The task:
When you have gone through the entries below, state how many lines include the word "return" and write nothing else.

(Records from a data source)
----------
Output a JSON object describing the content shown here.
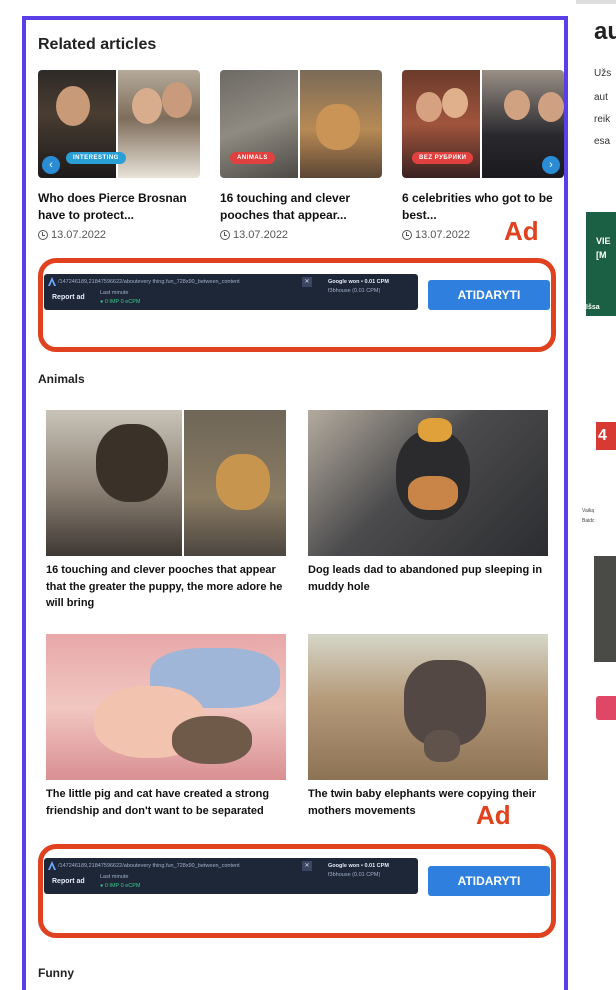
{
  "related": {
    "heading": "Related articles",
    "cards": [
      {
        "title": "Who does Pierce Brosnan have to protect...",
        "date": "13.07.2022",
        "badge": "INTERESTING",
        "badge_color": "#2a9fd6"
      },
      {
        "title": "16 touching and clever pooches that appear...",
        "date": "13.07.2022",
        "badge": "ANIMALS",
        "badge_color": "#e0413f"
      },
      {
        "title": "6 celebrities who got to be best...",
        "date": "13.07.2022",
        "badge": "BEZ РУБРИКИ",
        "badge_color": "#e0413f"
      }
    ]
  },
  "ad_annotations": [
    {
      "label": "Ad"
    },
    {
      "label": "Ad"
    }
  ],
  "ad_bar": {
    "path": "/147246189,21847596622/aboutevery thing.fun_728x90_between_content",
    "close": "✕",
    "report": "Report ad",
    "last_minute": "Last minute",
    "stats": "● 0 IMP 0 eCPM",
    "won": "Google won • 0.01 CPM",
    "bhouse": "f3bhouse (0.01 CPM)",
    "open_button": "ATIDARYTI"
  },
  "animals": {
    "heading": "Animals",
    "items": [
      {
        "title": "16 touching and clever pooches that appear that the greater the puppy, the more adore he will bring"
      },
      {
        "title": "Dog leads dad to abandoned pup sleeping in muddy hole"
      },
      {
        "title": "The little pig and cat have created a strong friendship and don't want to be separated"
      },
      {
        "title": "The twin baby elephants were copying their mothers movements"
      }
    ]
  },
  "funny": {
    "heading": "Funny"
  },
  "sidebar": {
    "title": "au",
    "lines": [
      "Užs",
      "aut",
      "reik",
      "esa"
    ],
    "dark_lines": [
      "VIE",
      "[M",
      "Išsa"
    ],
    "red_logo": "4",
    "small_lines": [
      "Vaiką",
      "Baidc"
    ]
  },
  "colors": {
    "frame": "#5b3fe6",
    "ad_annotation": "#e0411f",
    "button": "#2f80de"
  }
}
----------
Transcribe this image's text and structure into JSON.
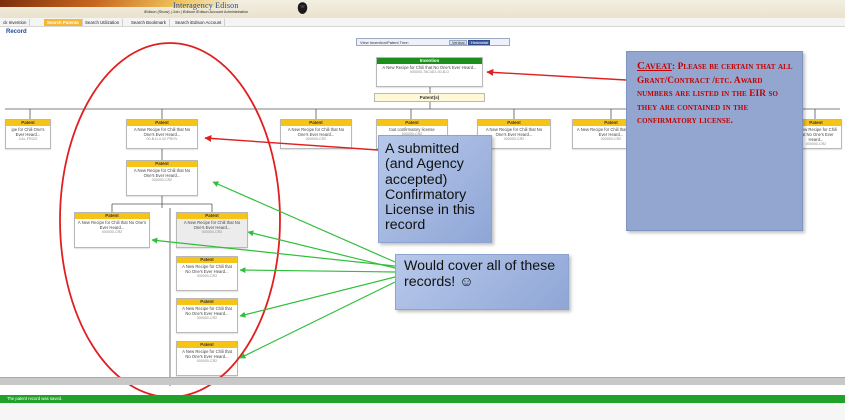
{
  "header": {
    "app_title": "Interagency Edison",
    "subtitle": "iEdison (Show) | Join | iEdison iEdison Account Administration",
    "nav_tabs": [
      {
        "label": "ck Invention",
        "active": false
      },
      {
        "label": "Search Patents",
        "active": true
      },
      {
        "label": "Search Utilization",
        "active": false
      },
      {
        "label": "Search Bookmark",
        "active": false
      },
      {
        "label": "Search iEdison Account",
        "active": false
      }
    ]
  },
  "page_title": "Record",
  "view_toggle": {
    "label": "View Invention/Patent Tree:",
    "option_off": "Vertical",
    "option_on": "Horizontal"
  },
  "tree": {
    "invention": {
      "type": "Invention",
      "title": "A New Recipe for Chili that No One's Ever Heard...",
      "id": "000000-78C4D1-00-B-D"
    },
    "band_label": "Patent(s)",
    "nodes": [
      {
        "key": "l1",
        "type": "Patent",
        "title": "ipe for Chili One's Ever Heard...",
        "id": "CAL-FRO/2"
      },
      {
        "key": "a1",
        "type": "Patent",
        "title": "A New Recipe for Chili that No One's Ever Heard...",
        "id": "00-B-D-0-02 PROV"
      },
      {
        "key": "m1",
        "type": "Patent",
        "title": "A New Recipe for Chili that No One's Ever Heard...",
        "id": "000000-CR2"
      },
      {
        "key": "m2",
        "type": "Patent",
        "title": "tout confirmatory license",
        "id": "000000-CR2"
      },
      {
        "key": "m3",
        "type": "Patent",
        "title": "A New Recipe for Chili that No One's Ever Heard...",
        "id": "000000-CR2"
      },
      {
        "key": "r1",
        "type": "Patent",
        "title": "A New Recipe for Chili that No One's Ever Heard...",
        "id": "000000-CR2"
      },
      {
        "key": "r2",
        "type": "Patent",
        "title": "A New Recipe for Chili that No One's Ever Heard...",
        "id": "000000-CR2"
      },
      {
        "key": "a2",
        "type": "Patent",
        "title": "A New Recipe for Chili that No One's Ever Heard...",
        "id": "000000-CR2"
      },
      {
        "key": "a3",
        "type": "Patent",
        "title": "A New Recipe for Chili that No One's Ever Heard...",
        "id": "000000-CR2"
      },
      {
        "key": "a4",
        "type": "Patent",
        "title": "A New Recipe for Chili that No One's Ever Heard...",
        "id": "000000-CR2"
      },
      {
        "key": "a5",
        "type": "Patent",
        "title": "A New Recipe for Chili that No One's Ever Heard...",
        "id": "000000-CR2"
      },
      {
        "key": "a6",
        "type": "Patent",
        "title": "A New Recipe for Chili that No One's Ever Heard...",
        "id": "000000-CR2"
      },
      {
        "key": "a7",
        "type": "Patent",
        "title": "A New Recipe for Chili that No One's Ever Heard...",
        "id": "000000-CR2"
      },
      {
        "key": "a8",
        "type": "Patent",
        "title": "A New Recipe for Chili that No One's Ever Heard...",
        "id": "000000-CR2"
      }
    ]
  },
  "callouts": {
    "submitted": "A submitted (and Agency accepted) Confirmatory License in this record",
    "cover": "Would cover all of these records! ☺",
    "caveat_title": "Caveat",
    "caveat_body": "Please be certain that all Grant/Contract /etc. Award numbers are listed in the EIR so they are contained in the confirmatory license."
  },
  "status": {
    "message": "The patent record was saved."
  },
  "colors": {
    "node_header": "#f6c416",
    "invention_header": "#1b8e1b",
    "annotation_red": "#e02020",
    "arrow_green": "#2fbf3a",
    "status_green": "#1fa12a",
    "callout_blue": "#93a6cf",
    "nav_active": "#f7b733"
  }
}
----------
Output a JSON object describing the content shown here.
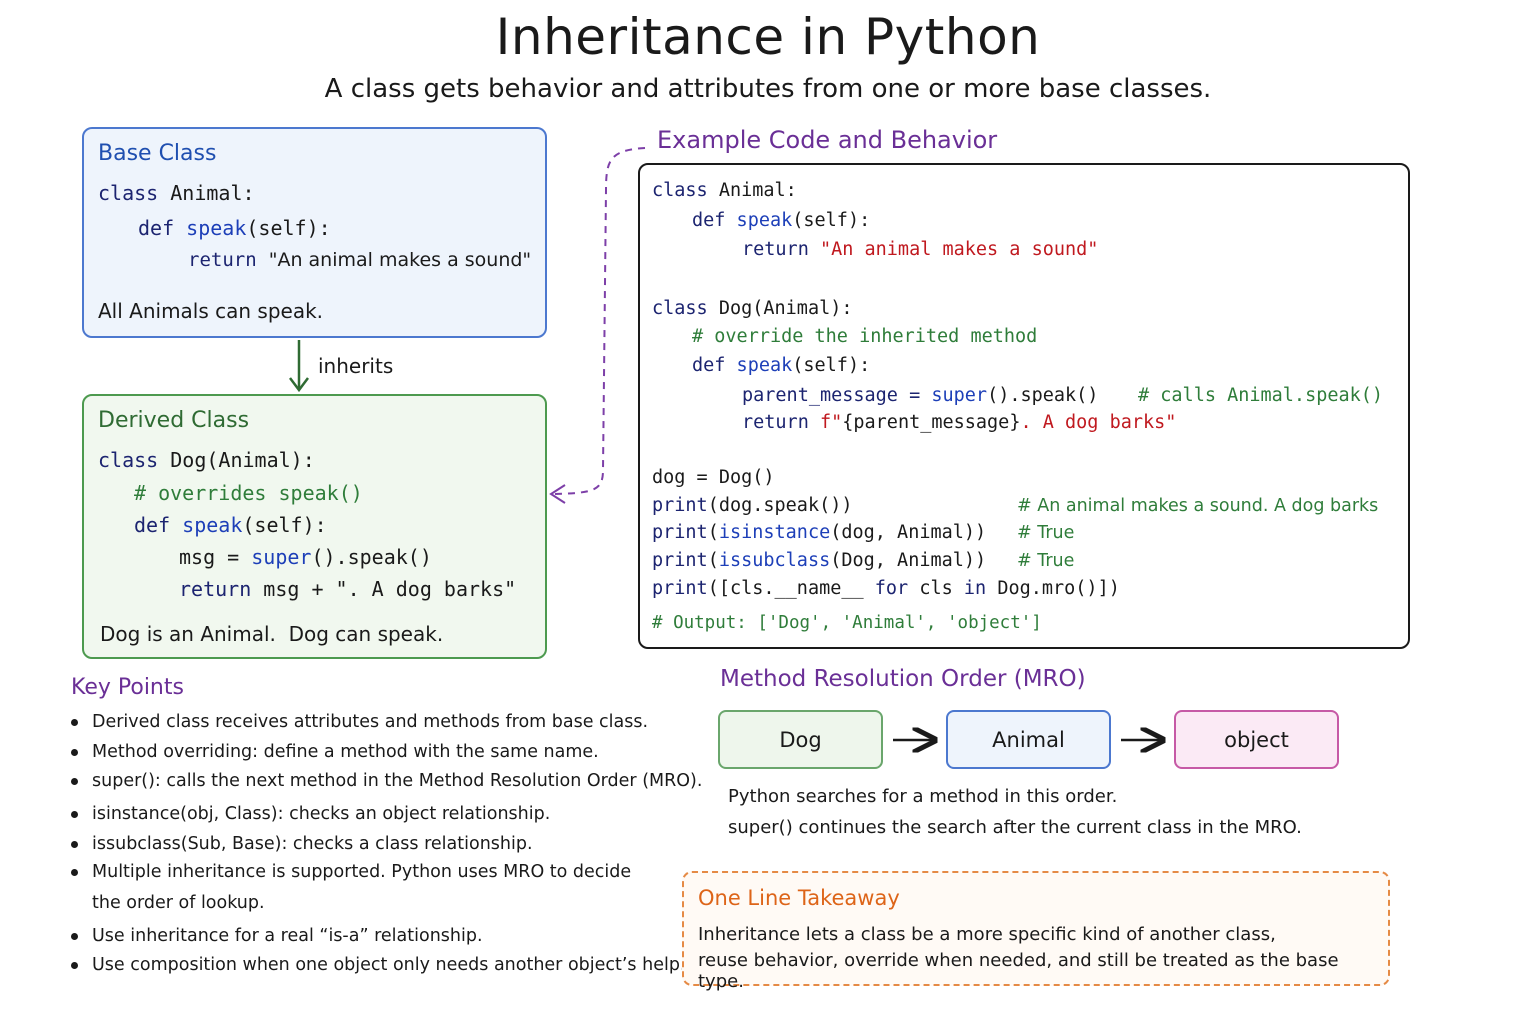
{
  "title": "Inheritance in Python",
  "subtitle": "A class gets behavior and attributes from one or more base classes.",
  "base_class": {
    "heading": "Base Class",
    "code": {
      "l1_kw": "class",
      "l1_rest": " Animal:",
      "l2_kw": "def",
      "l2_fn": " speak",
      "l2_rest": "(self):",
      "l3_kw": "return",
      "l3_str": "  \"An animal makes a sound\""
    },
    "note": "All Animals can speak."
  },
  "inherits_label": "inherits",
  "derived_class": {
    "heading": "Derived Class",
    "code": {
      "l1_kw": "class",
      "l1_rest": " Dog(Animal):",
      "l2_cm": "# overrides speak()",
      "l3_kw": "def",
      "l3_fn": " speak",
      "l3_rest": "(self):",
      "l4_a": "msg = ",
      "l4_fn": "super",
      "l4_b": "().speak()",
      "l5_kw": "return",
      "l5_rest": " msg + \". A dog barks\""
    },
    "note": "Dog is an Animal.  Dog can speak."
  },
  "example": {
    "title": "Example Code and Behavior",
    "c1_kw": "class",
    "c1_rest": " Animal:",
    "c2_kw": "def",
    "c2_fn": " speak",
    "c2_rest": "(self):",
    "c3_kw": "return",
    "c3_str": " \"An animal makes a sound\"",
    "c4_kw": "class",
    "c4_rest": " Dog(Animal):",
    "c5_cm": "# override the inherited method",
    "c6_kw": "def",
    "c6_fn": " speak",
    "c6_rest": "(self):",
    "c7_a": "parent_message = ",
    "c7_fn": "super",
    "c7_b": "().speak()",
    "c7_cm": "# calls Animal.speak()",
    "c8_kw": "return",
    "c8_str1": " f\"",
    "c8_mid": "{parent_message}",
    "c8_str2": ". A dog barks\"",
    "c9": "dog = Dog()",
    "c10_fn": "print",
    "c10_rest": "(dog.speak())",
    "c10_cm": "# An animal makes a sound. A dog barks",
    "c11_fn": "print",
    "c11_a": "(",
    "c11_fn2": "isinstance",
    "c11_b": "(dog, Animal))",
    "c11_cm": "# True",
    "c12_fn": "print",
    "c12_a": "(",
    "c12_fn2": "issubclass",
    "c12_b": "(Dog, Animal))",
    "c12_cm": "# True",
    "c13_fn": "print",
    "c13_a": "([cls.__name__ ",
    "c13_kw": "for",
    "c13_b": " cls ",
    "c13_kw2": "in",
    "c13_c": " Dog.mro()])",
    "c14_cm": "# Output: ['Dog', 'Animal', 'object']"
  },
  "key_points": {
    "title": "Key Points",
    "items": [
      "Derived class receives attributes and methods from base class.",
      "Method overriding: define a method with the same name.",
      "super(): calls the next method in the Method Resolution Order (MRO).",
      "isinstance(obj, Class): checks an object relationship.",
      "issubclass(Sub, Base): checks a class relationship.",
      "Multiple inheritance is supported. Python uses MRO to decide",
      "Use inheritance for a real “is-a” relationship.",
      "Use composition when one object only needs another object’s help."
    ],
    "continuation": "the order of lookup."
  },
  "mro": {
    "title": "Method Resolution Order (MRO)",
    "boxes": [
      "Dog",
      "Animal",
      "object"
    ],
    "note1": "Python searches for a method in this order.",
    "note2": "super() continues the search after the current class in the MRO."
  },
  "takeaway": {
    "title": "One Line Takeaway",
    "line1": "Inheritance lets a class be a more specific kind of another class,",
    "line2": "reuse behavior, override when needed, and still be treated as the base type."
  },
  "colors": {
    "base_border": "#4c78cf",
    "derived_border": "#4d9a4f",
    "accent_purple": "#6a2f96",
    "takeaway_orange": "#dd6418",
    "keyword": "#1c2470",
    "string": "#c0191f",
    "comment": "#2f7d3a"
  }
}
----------
Response below:
4